Original: “Trattare a pesci in faccia.”
Admit it, a fish in the face does sound unpleasant, if it’s not cooked, that is, otherwise it just sounds like a great meal!
Original: “Кататься как сыр в масле.” (katat’sya kak syr v masle)
Russian idioms, why are you so counterintuitive? How is a round of cheese rolling around in butter even connected to wealth?
Original: “Ех, якби та якби та в роті виросли гриби.” (ekh, yakby ta yakby v roti vyrosly hryby)
The best English proverb that would express the same meaning as this idiom is “If pigs could fly”, but mushrooms growing in a mouth sounds way crazier than flying pigs, honestly.
Original: “.לא דובים ולא יער” (lo dubim velo ya’ar)
Like many idioms, this Hebrew one is based on a needlessly violent Biblical story where a few bears summoned by God from a forest mauled a group of kids to death.

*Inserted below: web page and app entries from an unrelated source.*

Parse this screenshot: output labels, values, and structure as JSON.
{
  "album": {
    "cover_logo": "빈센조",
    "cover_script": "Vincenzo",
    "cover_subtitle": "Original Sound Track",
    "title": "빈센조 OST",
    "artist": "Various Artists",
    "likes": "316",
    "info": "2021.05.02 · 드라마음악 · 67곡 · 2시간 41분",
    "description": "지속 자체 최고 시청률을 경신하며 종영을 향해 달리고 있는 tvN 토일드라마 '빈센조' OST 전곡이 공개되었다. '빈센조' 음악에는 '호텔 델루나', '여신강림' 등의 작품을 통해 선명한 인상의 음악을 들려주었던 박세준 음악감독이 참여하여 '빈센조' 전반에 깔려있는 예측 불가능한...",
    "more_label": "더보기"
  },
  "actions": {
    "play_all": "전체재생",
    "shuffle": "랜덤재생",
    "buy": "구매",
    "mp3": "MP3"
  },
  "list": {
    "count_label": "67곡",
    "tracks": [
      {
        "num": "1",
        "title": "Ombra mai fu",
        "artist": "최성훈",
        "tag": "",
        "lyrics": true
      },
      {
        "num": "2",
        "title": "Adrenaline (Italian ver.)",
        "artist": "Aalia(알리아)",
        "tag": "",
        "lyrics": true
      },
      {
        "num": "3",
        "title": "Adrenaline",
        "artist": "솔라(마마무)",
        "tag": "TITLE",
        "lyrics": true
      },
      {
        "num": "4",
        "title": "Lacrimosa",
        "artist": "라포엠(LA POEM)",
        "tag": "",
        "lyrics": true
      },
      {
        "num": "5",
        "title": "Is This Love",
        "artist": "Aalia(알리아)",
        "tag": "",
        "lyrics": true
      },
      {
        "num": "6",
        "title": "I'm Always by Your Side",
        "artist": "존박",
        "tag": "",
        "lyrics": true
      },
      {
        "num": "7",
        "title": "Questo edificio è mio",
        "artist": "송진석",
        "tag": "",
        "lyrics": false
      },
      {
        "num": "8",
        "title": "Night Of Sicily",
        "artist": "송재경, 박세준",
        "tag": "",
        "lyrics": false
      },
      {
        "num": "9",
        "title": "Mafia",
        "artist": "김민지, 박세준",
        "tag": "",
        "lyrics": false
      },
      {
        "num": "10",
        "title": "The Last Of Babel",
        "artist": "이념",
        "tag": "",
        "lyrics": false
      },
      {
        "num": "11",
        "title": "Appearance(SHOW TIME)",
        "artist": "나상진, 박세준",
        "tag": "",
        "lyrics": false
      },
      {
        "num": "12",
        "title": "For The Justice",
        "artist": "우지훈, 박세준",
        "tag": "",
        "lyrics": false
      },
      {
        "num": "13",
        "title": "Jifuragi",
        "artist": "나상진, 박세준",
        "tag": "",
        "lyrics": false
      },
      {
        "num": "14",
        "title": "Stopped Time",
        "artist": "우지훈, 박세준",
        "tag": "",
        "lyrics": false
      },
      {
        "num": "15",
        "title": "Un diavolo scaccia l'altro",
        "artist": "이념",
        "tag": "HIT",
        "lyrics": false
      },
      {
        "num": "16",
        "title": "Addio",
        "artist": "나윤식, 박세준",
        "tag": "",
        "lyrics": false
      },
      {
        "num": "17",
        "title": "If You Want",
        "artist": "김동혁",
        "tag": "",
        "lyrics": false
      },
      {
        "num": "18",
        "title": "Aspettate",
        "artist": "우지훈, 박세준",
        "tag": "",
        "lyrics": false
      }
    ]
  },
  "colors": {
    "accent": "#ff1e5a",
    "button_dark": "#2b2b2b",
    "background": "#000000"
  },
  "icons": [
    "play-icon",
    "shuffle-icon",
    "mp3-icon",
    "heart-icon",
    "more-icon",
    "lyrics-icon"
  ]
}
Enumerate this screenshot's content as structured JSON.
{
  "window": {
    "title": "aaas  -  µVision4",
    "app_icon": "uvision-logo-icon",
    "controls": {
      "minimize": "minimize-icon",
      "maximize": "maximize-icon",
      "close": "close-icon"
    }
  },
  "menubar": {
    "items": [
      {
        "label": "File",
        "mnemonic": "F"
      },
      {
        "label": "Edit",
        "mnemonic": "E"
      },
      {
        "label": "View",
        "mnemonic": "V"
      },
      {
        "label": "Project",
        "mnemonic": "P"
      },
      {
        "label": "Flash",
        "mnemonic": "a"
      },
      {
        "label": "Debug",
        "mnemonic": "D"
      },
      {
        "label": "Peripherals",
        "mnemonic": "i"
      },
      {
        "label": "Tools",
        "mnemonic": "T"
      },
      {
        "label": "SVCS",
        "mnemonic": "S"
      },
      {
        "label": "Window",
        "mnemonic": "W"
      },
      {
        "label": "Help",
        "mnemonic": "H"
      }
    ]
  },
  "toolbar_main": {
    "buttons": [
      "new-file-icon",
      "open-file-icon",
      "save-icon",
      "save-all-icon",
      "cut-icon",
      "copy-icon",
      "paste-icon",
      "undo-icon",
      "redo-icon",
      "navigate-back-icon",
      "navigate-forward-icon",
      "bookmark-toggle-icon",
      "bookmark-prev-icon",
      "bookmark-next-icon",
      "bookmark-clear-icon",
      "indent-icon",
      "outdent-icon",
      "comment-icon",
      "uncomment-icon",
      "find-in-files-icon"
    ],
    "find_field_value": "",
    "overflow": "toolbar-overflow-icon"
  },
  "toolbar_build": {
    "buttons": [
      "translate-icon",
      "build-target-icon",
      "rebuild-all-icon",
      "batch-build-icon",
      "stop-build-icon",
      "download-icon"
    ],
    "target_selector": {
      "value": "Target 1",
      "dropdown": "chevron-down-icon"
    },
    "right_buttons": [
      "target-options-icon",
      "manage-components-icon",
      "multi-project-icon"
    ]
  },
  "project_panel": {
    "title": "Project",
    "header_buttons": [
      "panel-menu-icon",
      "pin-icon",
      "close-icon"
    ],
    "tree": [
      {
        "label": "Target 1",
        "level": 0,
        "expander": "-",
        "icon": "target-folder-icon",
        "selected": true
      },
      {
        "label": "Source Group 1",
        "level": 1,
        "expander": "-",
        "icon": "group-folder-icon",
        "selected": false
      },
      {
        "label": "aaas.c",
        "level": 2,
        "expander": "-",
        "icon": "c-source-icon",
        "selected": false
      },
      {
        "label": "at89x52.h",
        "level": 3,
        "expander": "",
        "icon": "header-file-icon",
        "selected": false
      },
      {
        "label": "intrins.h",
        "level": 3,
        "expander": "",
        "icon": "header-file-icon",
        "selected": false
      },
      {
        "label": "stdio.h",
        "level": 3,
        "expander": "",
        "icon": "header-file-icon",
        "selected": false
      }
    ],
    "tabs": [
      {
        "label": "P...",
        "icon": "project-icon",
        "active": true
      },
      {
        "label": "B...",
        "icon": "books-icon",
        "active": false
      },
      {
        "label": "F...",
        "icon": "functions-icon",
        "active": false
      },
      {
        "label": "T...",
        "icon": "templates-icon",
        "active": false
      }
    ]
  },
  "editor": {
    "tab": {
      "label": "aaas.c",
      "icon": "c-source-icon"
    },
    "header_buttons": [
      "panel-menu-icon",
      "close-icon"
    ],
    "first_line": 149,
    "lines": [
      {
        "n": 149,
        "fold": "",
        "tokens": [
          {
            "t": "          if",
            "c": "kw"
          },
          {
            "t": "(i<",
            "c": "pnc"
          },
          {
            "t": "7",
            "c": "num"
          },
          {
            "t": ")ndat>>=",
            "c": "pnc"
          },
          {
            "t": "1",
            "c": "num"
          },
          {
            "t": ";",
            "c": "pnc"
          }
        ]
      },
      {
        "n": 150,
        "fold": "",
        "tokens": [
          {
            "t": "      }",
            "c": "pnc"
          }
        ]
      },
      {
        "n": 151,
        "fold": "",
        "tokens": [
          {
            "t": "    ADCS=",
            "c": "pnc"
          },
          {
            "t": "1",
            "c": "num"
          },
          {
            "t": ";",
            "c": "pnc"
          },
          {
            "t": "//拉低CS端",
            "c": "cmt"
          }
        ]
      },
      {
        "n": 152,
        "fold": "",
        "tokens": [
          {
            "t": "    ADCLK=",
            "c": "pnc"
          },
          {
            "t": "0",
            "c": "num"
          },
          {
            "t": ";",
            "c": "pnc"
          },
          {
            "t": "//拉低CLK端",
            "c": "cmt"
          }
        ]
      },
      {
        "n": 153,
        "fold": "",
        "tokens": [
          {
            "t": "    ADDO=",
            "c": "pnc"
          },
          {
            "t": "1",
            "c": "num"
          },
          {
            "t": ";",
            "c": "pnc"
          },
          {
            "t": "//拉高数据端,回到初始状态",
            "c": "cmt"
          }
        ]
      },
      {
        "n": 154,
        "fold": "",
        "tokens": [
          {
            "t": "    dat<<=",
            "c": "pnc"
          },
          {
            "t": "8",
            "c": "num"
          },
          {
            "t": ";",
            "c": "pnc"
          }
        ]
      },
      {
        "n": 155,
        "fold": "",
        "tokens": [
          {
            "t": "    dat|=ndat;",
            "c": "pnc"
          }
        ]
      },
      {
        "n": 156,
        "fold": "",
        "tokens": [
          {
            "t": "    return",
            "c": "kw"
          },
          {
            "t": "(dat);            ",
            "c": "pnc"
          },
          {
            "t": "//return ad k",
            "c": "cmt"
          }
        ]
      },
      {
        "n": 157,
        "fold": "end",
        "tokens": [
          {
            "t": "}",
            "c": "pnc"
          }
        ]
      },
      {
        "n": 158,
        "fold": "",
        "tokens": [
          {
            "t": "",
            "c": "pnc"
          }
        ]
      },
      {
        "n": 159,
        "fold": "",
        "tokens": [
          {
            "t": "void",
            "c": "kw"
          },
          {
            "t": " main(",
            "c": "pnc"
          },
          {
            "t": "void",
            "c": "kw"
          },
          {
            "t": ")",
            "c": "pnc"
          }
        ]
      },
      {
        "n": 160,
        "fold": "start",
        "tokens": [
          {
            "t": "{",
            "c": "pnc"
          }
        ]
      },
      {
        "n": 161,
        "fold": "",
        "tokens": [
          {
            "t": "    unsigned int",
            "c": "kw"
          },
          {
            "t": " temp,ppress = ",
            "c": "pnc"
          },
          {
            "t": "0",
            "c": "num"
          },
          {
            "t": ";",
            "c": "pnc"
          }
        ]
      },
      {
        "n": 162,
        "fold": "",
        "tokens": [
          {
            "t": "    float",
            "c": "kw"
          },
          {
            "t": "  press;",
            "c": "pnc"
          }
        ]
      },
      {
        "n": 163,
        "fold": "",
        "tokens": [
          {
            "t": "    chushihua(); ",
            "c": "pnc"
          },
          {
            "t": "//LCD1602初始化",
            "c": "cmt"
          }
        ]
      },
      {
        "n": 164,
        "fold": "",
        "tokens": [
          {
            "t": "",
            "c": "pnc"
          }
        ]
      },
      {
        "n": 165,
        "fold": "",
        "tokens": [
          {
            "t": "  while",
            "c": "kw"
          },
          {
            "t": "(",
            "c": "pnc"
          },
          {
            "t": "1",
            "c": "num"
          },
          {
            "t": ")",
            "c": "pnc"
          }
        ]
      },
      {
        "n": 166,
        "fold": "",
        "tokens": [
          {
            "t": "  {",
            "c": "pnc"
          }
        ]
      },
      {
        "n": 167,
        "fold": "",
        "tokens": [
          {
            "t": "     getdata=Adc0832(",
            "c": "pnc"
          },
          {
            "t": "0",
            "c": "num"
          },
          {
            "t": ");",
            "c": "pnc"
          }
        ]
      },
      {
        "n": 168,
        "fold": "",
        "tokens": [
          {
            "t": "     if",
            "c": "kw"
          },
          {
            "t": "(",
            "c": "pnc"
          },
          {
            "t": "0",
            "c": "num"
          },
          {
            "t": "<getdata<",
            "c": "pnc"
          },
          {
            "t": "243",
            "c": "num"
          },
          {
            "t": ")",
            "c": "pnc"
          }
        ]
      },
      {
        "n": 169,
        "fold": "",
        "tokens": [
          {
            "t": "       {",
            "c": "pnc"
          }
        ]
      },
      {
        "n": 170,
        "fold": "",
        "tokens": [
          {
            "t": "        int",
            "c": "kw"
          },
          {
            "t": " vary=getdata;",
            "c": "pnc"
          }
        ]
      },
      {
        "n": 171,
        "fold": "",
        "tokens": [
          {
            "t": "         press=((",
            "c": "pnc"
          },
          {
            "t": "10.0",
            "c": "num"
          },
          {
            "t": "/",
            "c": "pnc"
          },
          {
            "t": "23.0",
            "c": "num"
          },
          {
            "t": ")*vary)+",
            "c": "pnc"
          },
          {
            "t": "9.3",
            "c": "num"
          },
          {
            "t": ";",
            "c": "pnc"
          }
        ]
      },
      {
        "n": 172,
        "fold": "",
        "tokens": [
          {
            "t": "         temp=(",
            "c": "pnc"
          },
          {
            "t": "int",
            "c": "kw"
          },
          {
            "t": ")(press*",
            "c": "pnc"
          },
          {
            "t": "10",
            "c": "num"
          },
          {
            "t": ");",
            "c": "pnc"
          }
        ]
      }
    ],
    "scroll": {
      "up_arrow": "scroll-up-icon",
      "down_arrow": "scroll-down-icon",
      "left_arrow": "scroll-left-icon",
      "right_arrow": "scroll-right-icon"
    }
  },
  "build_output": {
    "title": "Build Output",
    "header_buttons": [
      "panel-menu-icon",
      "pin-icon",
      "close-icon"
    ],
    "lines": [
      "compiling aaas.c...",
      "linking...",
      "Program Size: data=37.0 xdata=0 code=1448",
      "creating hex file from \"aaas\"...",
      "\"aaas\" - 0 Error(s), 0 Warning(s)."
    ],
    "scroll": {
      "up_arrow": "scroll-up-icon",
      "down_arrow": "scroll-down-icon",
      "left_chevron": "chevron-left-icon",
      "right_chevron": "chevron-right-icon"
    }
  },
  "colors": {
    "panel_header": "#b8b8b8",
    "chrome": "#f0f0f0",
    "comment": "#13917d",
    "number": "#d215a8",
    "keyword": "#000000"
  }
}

The nature of God’s miracle in this story was so widely discussed and unclear that it turned into a proverb.
Original: “Kutyaból nem lesz szalonna.”
The Hungarian proverb is extremely popular and is even considered humorous, which is strange taking into account how graphic it is.
Original: “J’ai d’autres chats á fouetter”.
Continuing the tendency of unnecessary violence is this old French saying. We understand the ironic connotation, but still…
Original: (kambing dibedakin)
We’re not really sure which type of livestock this proverb intends to beautify, sheep or goats, as we’ve also found variations of the phrase where it was a painted goat that was the protagonist, but we do understand that none of these animals are into makeup.